So far, I’ve focused on the deficiencies of human rights reasoning, but it’s worth mentioning that the rule consequentialist view isn’t without problems too. Rule consequentialism can be seen as quite callous. It requires people to ignore injustice in order to abide by the rules. Part of the reason why human rights reasoning has become so prevalent in Western thinking on foreign affairs in the past 20 years is precisely that in the aftermath of the Rwandan genocide and the war in Yugoslavia many intellectuals felt that it was intolerable to sit around doing nothing because the rules of the international system forbade it. They therefore started to demand that the rules be changed. So my point in this presentation is not to say that one view of affairs is better than the other and to point the finger at one side or other for the poor state of Russian-Western relations. Rather, it’s to determine the problem, and the problem it seems is that there are differing interpretations of what a rules-based system means. This leads to misunderstanding and mutual distrust. If we wish to make relations better, therefore, we must overcome this misunderstanding and reach a common interpretation of the rules.

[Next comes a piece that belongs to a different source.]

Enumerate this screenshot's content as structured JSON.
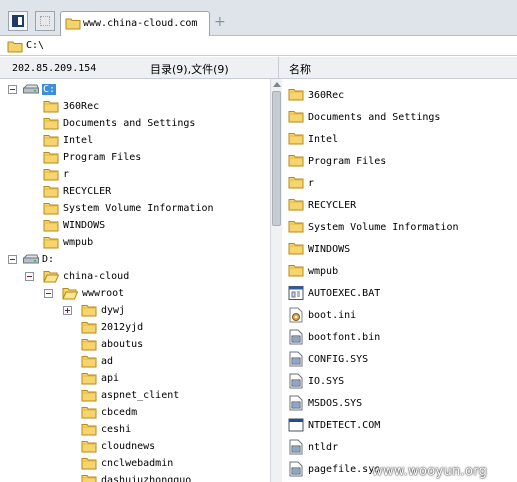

There are really only three ways that this can be done. 1) Russia abandons its current mode of thinking and fully adopts that of the West. I don’t think that this is going to happen. 2) The West abandons its mode of thinking and fully adopts that of Russia. I’m certain this isn’t going to happen. Or 3) Some way is found of reconciling the two perspectives, producing a new synthesis which is satisfactory to all. I’m not at all sure whether this can be done, but it seems to me to be a slightly more promising way out of our difficulties than options 1) or 2). What this synthesis could consist of, I’m not in a position to say, but it is worth pursuing. Thus, at the end of my presentation, I admit that I haven’t discovered a solution to our current difficulties, but I have at least identified a task for philosophers and political thinkers. Much may hinge on whether the task is successfully completed.